(Page and application data records)
------

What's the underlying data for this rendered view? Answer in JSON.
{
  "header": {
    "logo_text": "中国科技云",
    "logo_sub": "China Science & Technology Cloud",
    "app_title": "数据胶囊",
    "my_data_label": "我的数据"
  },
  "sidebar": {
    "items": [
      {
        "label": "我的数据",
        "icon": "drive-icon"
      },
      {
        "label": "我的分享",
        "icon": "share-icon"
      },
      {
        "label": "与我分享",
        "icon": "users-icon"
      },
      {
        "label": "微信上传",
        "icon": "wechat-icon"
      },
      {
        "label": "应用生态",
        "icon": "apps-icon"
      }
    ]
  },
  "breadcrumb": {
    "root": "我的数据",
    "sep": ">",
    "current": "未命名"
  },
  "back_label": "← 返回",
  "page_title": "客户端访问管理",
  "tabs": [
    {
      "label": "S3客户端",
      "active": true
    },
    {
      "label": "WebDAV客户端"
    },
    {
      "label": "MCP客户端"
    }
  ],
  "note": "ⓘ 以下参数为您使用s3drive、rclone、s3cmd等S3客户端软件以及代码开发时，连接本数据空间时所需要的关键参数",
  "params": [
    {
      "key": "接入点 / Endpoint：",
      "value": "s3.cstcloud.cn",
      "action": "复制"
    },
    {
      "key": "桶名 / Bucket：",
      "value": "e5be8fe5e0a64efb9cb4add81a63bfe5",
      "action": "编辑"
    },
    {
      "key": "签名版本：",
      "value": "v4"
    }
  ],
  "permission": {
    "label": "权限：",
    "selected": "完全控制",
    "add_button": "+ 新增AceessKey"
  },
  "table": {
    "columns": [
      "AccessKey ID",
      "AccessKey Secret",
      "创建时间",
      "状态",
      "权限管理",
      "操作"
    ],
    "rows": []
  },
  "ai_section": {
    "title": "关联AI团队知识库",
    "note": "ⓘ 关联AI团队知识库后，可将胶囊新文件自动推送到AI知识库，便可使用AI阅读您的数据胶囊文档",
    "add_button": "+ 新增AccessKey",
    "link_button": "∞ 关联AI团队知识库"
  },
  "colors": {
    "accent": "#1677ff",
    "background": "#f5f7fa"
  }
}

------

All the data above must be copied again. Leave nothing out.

What's the underlying data for this rendered view? Answer in JSON.
{
  "header": {
    "logo_text": "中国科技云",
    "logo_sub": "China Science & Technology Cloud",
    "app_title": "数据胶囊",
    "my_data_label": "我的数据"
  },
  "sidebar": {
    "items": [
      {
        "label": "我的数据",
        "icon": "drive-icon"
      },
      {
        "label": "我的分享",
        "icon": "share-icon"
      },
      {
        "label": "与我分享",
        "icon": "users-icon"
      },
      {
        "label": "微信上传",
        "icon": "wechat-icon"
      },
      {
        "label": "应用生态",
        "icon": "apps-icon"
      }
    ]
  },
  "breadcrumb": {
    "root": "我的数据",
    "sep": ">",
    "current": "未命名"
  },
  "back_label": "← 返回",
  "page_title": "客户端访问管理",
  "tabs": [
    {
      "label": "S3客户端",
      "active": true
    },
    {
      "label": "WebDAV客户端"
    },
    {
      "label": "MCP客户端"
    }
  ],
  "note": "ⓘ 以下参数为您使用s3drive、rclone、s3cmd等S3客户端软件以及代码开发时，连接本数据空间时所需要的关键参数",
  "params": [
    {
      "key": "接入点 / Endpoint：",
      "value": "s3.cstcloud.cn",
      "action": "复制"
    },
    {
      "key": "桶名 / Bucket：",
      "value": "e5be8fe5e0a64efb9cb4add81a63bfe5",
      "action": "编辑"
    },
    {
      "key": "签名版本：",
      "value": "v4"
    }
  ],
  "permission": {
    "label": "权限：",
    "selected": "完全控制",
    "add_button": "+ 新增AceessKey"
  },
  "table": {
    "columns": [
      "AccessKey ID",
      "AccessKey Secret",
      "创建时间",
      "状态",
      "权限管理",
      "操作"
    ],
    "rows": []
  },
  "ai_section": {
    "title": "关联AI团队知识库",
    "note": "ⓘ 关联AI团队知识库后，可将胶囊新文件自动推送到AI知识库，便可使用AI阅读您的数据胶囊文档",
    "add_button": "+ 新增AccessKey",
    "link_button": "∞ 关联AI团队知识库"
  },
  "colors": {
    "accent": "#1677ff",
    "background": "#f5f7fa"
  }
}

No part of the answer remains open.